I enjoyed the character Hermione best. She made me smile and laugh. What I liked least about the story is that most of the characters are forgettable.
The most interesting aspect of this story was (again) Hermione. She was clever, humorous, thoughtful, admittedly selfish at times, but lovingly warm, caring and nurturing. This was evident in those who surrounded her and practically every character did. The least interesting aspect of the story was that the main character never developed a strong sense of who she was or what she wanted in life. She literally wavered the entire story (even at the conclusion).
The narrator did a good job. Each character had their own distinct voice.
I suppose it could be, but I would not be a viewer as the characters are not memorable. (With the exception of Hermione and Bernie. Bonkers and Suzi were a nice side story too. Nothing to make a tv series or movie about, but a nice distraction.) See additional comments.
I would have enjoyed the story more if the characters had something that was bold about them. For example, Hermione was memorable. She was strong, knowledgable and fierce in her own way. If Hermione were removed from the story, the book would fall apart. Both Duncan and Matthew could come and go and nothing about the story would change. Duncan was not portrayed as desirable or even wanted, but needed. Matthew seemed to be thrown in as a distraction for Ellen or the go-to guy if things didn't work out. And I honestly believe Simon was an afterthought. And the main character?
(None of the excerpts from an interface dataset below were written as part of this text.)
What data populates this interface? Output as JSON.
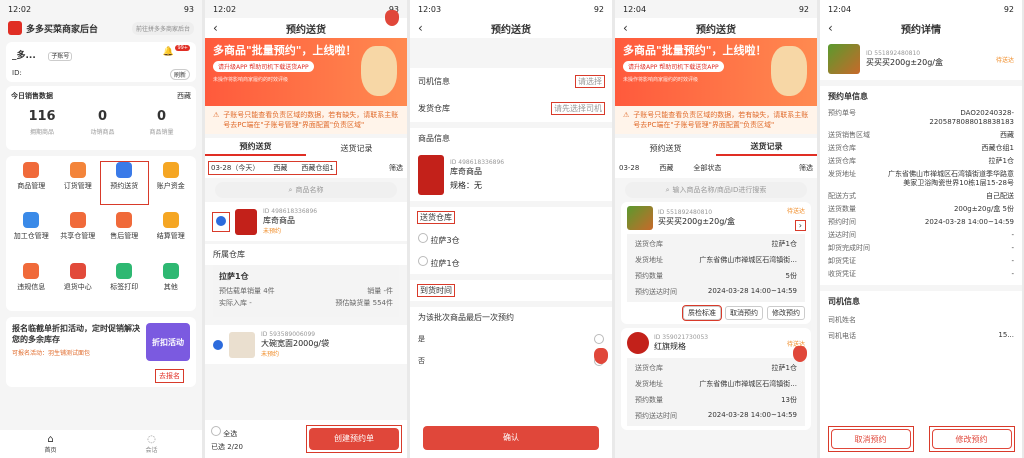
{
  "p1": {
    "time": "12:02",
    "battery": "93",
    "app": "多多买菜商家后台",
    "goto": "前往拼多多商家后台",
    "user": "_多...",
    "tag": "子账号",
    "id_label": "ID:",
    "refresh": "刷新",
    "badge": "99+",
    "sales_title": "今日销售数据",
    "region": "西藏",
    "stats": [
      {
        "v": "116",
        "l": "拥期商品"
      },
      {
        "v": "0",
        "l": "动销商品"
      },
      {
        "v": "0",
        "l": "商品销量"
      }
    ],
    "grid": [
      {
        "l": "商品管理",
        "c": "#f06a3a"
      },
      {
        "l": "订货管理",
        "c": "#f3843a"
      },
      {
        "l": "预约送货",
        "c": "#3a7ae8"
      },
      {
        "l": "账户资金",
        "c": "#f5a623"
      },
      {
        "l": "加工仓管理",
        "c": "#3a8ae8"
      },
      {
        "l": "共享仓管理",
        "c": "#f06a3a"
      },
      {
        "l": "售后管理",
        "c": "#f06a3a"
      },
      {
        "l": "结算管理",
        "c": "#f5a623"
      },
      {
        "l": "违规信息",
        "c": "#f06a3a"
      },
      {
        "l": "退货中心",
        "c": "#e24a3a"
      },
      {
        "l": "标签打印",
        "c": "#2eb872"
      },
      {
        "l": "其他",
        "c": "#2eb872"
      }
    ],
    "promo_title": "报名临截单折扣活动，定时促销解决您的多余库存",
    "promo_sub": "可报名活动：羽生铺测试面包",
    "promo_btn": "去报名",
    "promo_img": "折扣活动",
    "nav_home": "首页",
    "nav_msg": "会话"
  },
  "p2": {
    "time": "12:02",
    "title": "预约送货",
    "banner_t": "多商品\"批量预约\"，上线啦！",
    "banner_s": "请升级APP 帮助司机下载送货APP",
    "banner_n": "未操作将影响商家履约的时效评级",
    "notice": "子账号只能查看负责区域的数据，若有缺失，请联系主账号去PC端在\"子账号管理\"界面配置\"负责区域\"",
    "tabs": [
      "预约送货",
      "送货记录"
    ],
    "filters": [
      "03-28（今天）",
      "西藏",
      "西藏仓组1"
    ],
    "filter_btn": "筛选",
    "search": "商品名称",
    "p_id": "ID 498618336896",
    "p_name": "库奇商品",
    "p_tag": "未预约",
    "wh_title": "所属仓库",
    "wh": "拉萨1仓",
    "wh_r1a": "预估载单销量 4件",
    "wh_r1b": "销量 -件",
    "wh_r2a": "实际入库 -",
    "wh_r2b": "预估缺货量 554件",
    "p2_id": "ID 593589006099",
    "p2_name": "大碗宽面2000g/袋",
    "p2_tag": "未预约",
    "all": "全选",
    "selected": "已选 2/20",
    "create": "创建预约单"
  },
  "p3": {
    "time": "12:03",
    "title": "预约送货",
    "driver": "司机信息",
    "driver_ph": "请选择",
    "wh": "发货仓库",
    "wh_ph": "请先选择司机",
    "goods": "商品信息",
    "g_id": "ID 498618336896",
    "g_name": "库奇商品",
    "g_spec": "规格：无",
    "ship_wh": "送货仓库",
    "opts": [
      "拉萨3仓",
      "拉萨1仓"
    ],
    "arrive": "到货时间",
    "last": "为该批次商品最后一次预约",
    "yes": "是",
    "no": "否",
    "confirm": "确认"
  },
  "p4": {
    "time": "12:04",
    "title": "预约送货",
    "tabs": [
      "预约送货",
      "送货记录"
    ],
    "filters": [
      "03-28",
      "西藏",
      "全部状态"
    ],
    "filter_btn": "筛选",
    "search": "输入商品名称/商品ID进行搜索",
    "o_id": "ID 551892480810",
    "o_status": "待送达",
    "o_name": "买买买200g±20g/盒",
    "rows": [
      [
        "送货仓库",
        "拉萨1仓"
      ],
      [
        "发货地址",
        "广东省佛山市禅城区石湾镇街..."
      ],
      [
        "预约数量",
        "5份"
      ],
      [
        "预约送达时间",
        "2024-03-28 14:00~14:59"
      ]
    ],
    "btns": [
      "质检标准",
      "取消预约",
      "修改预约"
    ],
    "o2_id": "ID 359021730053",
    "o2_status": "待送达",
    "o2_name": "红旗规格",
    "rows2": [
      [
        "送货仓库",
        "拉萨1仓"
      ],
      [
        "发货地址",
        "广东省佛山市禅城区石湾镇街..."
      ],
      [
        "预约数量",
        "13份"
      ],
      [
        "预约送达时间",
        "2024-03-28 14:00~14:59"
      ]
    ]
  },
  "p5": {
    "time": "12:04",
    "title": "预约详情",
    "id": "ID 551892480810",
    "status": "待送达",
    "name": "买买买200g±20g/盒",
    "sec1": "预约单信息",
    "rows": [
      [
        "预约单号",
        "DAO20240328-2205878088018838183"
      ],
      [
        "送货销售区域",
        "西藏"
      ],
      [
        "送货仓库",
        "西藏仓组1"
      ],
      [
        "送货仓库",
        "拉萨1仓"
      ],
      [
        "发货地址",
        "广东省佛山市禅城区石湾镇街道季华路意美家卫浴陶瓷世界10栋1层15-28号"
      ],
      [
        "配送方式",
        "自己配送"
      ],
      [
        "送货数量",
        "200g±20g/盒 5份"
      ],
      [
        "预约时间",
        "2024-03-28 14:00~14:59"
      ],
      [
        "送达时间",
        "-"
      ],
      [
        "卸货完成时间",
        "-"
      ],
      [
        "卸货凭证",
        "-"
      ],
      [
        "收货凭证",
        "-"
      ]
    ],
    "sec2": "司机信息",
    "drows": [
      [
        "司机姓名",
        ""
      ],
      [
        "司机电话",
        "15..."
      ]
    ],
    "cancel": "取消预约",
    "modify": "修改预约"
  }
}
Weak the entire story even though she had everything to be strong, a nice cottage, a business, good head on her shoulders, yet she was "type cast" as weak and needy.
- Avid Reader
Great Story, Horrible Narration
Best: the interaction among characters; least: the narrator.
Yes, but only if it is read by another narrator.
Not necessarily - the author apparently didn't "feel" a follow-up as she finished this one neatly, not leaving any characters "cliff-hanging."
This narrator made the principal character, Ellen - who is described as young, beautiful, etc., sound as if she and her elderly friend Hermione were the same age - which is strange inasmuch as she did well with the other younger characters, i.e., Jojo, Simon, Suzie.
- Fran Foster